NOTE: The article excerpted on this page is from an outside publication and is posted on FIRE's website because it references FIRE's work. The viewpoints expressed in this article do not necessarily represent FIRE's positions.
By Bob Kellogg at OneNewsNow
A university in Missouri demanded that a conservative student group take its event featuring a conservative political figure off campus.
Last fall, the College Republicans at Saint Louis University invited former U.S. Senator Scott Brown to speak. But Azhar Majeed of the Foundation for Individual Rights in Education says the university claimed that would threaten the school’s tax-exempt status.
Majeed explains that colleges and universities use the flimsy concern over tax-exempt status to suppress political dialogue on campus.

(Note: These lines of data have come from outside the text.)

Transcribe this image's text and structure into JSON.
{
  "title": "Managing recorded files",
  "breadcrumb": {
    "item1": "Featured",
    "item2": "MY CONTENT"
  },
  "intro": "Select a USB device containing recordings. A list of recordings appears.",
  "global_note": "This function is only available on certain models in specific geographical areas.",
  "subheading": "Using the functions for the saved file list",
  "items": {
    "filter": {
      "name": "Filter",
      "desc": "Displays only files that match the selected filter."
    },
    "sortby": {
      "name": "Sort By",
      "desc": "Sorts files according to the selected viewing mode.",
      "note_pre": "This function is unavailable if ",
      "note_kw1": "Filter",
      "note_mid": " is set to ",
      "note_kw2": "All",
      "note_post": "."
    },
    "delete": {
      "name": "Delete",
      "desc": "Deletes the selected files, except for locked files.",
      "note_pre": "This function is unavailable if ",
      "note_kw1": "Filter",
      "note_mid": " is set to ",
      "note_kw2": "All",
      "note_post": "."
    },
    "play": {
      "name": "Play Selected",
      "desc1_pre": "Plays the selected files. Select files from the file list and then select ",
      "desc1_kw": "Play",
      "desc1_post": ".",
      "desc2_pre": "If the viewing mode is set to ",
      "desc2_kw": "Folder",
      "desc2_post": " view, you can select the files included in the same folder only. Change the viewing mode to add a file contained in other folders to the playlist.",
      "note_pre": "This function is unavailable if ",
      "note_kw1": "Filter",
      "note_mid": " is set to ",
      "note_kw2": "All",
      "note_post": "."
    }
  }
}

Saint Louis claimed that allowing Brown on campus would be seen “as an activity of the university, as an institution, and that it would be somehow endorsing Scott Brown as a political candidate,” Majeed explains.

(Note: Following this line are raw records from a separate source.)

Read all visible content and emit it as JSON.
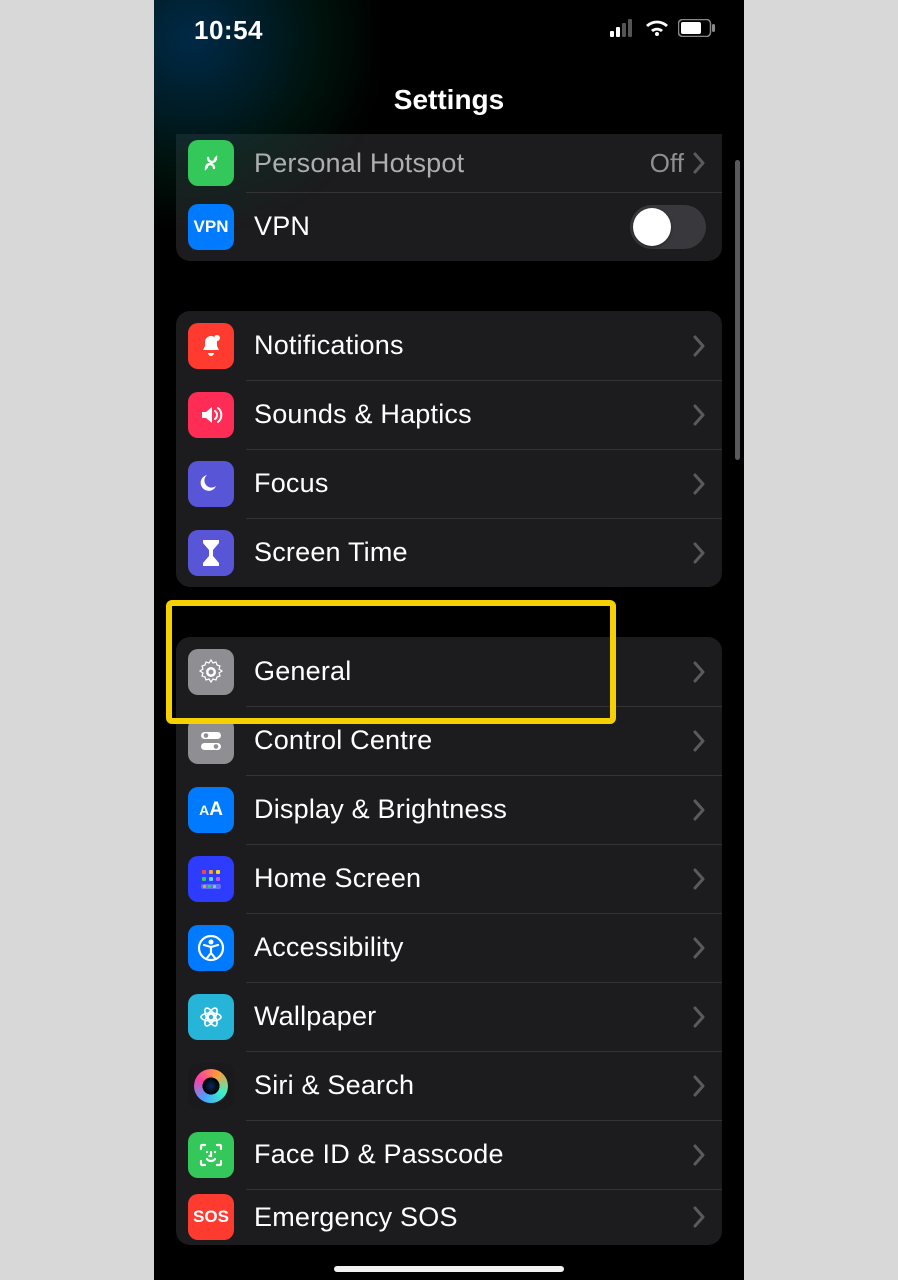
{
  "status": {
    "time": "10:54"
  },
  "header": {
    "title": "Settings"
  },
  "group0": {
    "hotspot": {
      "label": "Personal Hotspot",
      "value": "Off"
    },
    "vpn": {
      "label": "VPN",
      "badge": "VPN"
    }
  },
  "group1": {
    "notifications": "Notifications",
    "sounds": "Sounds & Haptics",
    "focus": "Focus",
    "screentime": "Screen Time"
  },
  "group2": {
    "general": "General",
    "controlcentre": "Control Centre",
    "display": "Display & Brightness",
    "homescreen": "Home Screen",
    "accessibility": "Accessibility",
    "wallpaper": "Wallpaper",
    "siri": "Siri & Search",
    "faceid": "Face ID & Passcode",
    "sos": "Emergency SOS",
    "sos_badge": "SOS",
    "display_badge": "AA"
  }
}
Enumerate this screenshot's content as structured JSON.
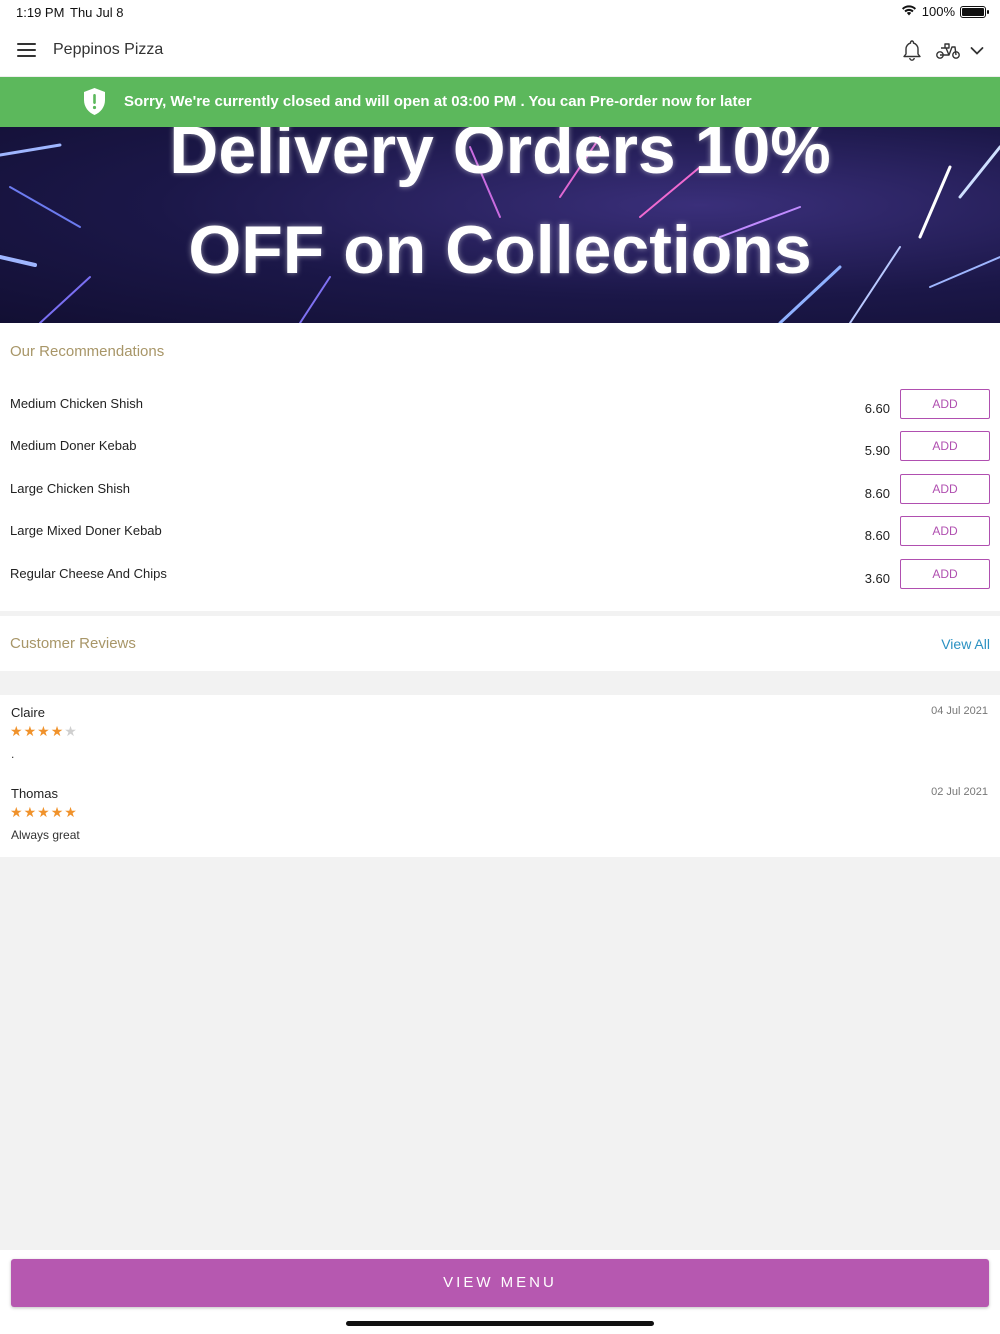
{
  "status_bar": {
    "time": "1:19 PM",
    "date": "Thu Jul 8",
    "battery": "100%"
  },
  "app_bar": {
    "title": "Peppinos Pizza"
  },
  "closed_banner": {
    "message": "Sorry, We're currently closed and will open at 03:00 PM . You can Pre-order now for later"
  },
  "promo": {
    "line1": "Delivery Orders 10%",
    "line2": "OFF on Collections"
  },
  "recommendations": {
    "title": "Our Recommendations",
    "add_label": "ADD",
    "items": [
      {
        "name": "Medium Chicken Shish",
        "price": "6.60"
      },
      {
        "name": "Medium Doner Kebab",
        "price": "5.90"
      },
      {
        "name": "Large Chicken Shish",
        "price": "8.60"
      },
      {
        "name": "Large Mixed Doner Kebab",
        "price": "8.60"
      },
      {
        "name": "Regular Cheese And Chips",
        "price": "3.60"
      }
    ]
  },
  "reviews": {
    "title": "Customer Reviews",
    "view_all": "View All",
    "items": [
      {
        "name": "Claire",
        "date": "04 Jul 2021",
        "rating": 4,
        "text": "."
      },
      {
        "name": "Thomas",
        "date": "02 Jul 2021",
        "rating": 5,
        "text": "Always great"
      }
    ]
  },
  "footer": {
    "view_menu": "VIEW MENU"
  },
  "colors": {
    "banner_green": "#5cb85c",
    "accent_purple": "#b658b0",
    "section_title": "#a89668",
    "link_blue": "#2a91c2",
    "star_on": "#f0922b",
    "star_off": "#cfcfcf"
  },
  "icons": [
    "menu-icon",
    "bell-icon",
    "scooter-icon",
    "chevron-down-icon",
    "shield-alert-icon",
    "wifi-icon",
    "battery-icon",
    "star-icon"
  ]
}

On the F.I.R.E. website, the organization reported that it wrote to SLU officials last fall pointing out that IRS regulations allow Scott to speak, even if he was a potential candidate for public office at the time. F.I.R.E. fired off a second letter of protest in January after the university defended its decision.
Majeed says F.I.R.E. has pointed out to the university that they have had political figures on campus in the past without any real controversy.

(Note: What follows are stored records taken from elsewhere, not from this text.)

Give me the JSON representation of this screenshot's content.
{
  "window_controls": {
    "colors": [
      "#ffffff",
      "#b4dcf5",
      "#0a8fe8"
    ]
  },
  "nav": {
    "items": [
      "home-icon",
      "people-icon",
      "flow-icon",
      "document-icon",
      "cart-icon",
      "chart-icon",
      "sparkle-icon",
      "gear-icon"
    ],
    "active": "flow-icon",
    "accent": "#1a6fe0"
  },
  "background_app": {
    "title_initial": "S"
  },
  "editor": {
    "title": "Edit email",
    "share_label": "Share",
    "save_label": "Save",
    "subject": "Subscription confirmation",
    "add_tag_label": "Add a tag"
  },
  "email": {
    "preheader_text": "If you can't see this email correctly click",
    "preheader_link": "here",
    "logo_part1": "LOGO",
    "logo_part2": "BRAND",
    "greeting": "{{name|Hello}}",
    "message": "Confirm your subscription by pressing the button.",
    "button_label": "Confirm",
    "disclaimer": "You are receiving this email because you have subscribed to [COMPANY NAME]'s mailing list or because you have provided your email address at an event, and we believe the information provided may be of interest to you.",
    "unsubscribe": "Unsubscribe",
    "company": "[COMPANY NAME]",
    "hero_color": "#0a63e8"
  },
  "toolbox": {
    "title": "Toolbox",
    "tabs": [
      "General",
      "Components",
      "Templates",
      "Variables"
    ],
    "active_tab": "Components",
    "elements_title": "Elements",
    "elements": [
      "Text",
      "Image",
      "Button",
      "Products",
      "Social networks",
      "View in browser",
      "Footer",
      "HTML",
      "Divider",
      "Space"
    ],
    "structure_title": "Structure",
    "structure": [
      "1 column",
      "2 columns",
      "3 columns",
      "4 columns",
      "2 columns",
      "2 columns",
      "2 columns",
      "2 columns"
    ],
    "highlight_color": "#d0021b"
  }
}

Students groups at other public colleges and universities have invited political figures “without any type of problems,” he tells OneNewsNow.
Schools: Saint Louis University